The pathways – which include blood pressure monitoring and chronic pain management –are part of Connect Me, the remote monitoring programme for NHS Scotland. The NHS developed them using Inhealthcare’s award-winning digital health platform. To date, nearly 12,000 people have used earlier iterations of the pathways to support conditions including asthma, chronic obstructive pulmonary disease, depression, hypertension, irritable bowel syndrome, and undernutrition. The blood pressure monitoring service is expected to be one of the largest pathways of its kind, and so far has supported more than 5,700 patients.
A growing number of patients are being offered Connect Me as a means to interact and communicate with their healthcare professionals. Inhealthcare, a digital health technology specialist, says the programme ‘enables people to have more choice and greater flexibility about how and where they manage their health and wellbeing’. The free programme is provided via mobile app, website, text message, or automated phone call. It is being used to monitor the effects of starting or stopping treatments, issue reminders or encouragement, spot flare-ups so treatment can be delivered sooner, identify reasons why a condition might not be well controlled, and offer advice and support during treatment plans.

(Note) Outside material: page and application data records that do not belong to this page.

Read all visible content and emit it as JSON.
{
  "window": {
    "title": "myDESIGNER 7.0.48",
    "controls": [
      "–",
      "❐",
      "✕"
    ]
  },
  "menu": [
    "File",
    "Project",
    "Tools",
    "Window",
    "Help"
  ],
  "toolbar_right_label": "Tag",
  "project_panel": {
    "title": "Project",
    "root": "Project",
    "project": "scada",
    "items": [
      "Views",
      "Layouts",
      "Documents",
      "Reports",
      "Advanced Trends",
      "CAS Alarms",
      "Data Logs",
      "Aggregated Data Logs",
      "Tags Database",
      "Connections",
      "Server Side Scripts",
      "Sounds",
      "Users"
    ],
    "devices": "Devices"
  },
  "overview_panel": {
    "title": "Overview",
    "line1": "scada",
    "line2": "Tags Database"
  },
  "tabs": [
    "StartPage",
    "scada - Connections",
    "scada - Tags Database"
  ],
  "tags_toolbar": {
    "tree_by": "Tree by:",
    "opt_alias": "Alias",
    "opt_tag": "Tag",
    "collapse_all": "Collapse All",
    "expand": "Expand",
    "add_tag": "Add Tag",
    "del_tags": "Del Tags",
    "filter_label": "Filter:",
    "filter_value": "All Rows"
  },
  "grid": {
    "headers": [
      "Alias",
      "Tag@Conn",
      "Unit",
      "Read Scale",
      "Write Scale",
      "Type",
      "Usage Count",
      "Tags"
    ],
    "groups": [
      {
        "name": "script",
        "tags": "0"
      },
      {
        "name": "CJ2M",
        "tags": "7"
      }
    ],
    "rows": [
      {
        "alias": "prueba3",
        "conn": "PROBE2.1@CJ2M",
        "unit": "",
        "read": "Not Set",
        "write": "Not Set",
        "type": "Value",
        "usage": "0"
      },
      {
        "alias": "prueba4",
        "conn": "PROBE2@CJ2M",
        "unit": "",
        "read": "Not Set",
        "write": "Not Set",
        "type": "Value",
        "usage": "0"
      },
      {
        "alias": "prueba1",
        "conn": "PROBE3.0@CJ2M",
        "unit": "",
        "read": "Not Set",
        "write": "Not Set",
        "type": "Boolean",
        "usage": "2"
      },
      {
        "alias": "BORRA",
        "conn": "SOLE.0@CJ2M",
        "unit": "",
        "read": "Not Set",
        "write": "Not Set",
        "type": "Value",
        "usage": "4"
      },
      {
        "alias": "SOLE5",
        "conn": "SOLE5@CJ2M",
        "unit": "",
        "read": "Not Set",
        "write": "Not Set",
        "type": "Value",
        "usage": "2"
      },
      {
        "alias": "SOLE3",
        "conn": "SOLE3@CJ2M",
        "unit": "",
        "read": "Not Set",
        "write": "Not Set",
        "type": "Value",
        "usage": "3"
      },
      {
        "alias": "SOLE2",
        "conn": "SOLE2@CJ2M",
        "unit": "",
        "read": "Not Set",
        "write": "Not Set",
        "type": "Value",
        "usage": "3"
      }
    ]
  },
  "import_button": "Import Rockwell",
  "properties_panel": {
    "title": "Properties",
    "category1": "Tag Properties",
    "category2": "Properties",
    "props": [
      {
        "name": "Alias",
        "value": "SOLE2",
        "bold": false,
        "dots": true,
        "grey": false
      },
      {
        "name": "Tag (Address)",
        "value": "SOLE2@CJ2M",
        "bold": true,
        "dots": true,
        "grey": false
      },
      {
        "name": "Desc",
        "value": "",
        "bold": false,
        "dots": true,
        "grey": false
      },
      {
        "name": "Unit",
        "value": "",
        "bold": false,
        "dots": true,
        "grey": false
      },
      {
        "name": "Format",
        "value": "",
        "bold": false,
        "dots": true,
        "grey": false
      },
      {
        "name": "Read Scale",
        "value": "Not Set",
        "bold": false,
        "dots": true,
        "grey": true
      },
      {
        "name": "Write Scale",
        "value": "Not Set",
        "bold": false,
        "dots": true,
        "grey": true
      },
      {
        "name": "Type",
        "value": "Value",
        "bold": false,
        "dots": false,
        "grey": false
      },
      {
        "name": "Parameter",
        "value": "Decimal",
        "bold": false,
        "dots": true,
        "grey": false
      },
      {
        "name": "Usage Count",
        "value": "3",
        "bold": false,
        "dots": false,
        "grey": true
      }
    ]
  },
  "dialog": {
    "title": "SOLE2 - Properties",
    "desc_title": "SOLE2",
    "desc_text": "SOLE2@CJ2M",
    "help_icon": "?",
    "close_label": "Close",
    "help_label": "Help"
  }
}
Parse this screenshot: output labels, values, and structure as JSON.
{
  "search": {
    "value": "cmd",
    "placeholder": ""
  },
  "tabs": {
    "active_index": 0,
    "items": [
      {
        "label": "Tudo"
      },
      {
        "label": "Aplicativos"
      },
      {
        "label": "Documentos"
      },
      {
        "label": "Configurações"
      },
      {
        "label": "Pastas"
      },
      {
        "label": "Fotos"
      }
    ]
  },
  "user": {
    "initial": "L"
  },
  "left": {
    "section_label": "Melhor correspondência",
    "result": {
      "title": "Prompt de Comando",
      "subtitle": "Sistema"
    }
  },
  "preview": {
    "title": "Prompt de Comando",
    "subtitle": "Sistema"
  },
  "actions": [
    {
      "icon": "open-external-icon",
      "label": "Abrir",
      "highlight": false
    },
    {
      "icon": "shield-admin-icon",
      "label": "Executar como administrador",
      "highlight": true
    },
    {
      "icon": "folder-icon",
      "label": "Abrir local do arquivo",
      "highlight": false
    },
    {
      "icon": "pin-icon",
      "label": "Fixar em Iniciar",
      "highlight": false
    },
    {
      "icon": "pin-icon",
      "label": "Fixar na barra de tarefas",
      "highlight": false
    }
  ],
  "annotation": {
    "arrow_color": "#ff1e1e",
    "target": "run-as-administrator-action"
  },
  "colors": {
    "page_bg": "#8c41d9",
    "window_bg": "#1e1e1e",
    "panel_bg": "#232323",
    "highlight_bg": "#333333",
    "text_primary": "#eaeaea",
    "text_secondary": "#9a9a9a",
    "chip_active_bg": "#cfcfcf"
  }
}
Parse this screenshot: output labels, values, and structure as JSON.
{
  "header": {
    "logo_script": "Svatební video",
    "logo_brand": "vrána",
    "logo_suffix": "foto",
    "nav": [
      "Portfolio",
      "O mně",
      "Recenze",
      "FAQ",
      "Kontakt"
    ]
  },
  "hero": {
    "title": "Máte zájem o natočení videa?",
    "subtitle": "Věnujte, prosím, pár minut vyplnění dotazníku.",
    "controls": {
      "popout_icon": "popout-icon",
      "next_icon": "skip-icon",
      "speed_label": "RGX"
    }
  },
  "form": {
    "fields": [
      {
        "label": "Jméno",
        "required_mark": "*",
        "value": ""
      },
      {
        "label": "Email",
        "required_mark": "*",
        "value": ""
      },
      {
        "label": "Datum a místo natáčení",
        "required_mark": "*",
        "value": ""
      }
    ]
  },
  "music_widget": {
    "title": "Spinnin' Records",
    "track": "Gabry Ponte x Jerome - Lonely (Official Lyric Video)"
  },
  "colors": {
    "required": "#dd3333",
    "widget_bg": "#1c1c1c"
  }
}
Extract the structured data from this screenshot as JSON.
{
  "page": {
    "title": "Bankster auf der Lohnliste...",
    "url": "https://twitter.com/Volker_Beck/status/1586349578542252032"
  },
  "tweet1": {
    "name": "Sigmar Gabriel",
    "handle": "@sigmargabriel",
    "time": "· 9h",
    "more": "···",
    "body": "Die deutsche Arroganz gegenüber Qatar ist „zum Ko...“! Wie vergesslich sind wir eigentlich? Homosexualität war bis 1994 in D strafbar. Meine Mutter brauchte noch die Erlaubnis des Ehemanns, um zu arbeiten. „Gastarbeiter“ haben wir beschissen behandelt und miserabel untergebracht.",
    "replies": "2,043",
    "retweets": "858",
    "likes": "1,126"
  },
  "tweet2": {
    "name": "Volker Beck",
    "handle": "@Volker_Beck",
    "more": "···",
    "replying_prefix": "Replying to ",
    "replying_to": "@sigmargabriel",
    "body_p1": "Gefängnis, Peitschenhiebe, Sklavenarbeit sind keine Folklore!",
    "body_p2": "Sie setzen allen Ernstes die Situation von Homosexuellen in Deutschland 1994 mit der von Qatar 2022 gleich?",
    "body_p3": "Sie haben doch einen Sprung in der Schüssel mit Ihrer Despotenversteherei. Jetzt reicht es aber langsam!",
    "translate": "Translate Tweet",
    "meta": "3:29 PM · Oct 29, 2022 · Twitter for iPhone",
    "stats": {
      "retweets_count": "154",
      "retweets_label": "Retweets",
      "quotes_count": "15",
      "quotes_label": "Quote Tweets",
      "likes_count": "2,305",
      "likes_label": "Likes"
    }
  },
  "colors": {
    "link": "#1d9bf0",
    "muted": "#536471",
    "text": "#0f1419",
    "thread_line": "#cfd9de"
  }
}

Claimed patient benefits include less time spent attending and travelling to appointments, and increased confidence to self-manage conditions and care, while the benefits for clinicians are said to include better data availability to assist early intervention, greater adherence to treatment, enhanced care provision, Net Zero and productivity gains from less travel, more timely face-to-face contact with patients, more efficient use of resources. and reduced hospital admissions.
Bryn Sage, CEO at Inhealthcare, said: “We are proud to be working alongside the team at NHS Scotland to help Scotland become an international leader in technology-enabled care, supporting more people to live longer, healthier lives at home or in community settings. There are over one million GP appointments per year in Scotland just for measuring blood pressure. By rolling out remote monitoring pathways for conditions such as hypertension, we are helping to create significant extra capacity within the healthcare system.”
Inhealthcare announced in early 2022 that it was the successful bidder for the NHS Scotland contract to support ‘the scaling up and mainstreaming’ of remote patient monitoring services across Scotland. An evaluation found Scotland’s remote health pathway for people with COVID-19 symptoms ‘improved access to NHS services, and could be safely rolled out to help others’.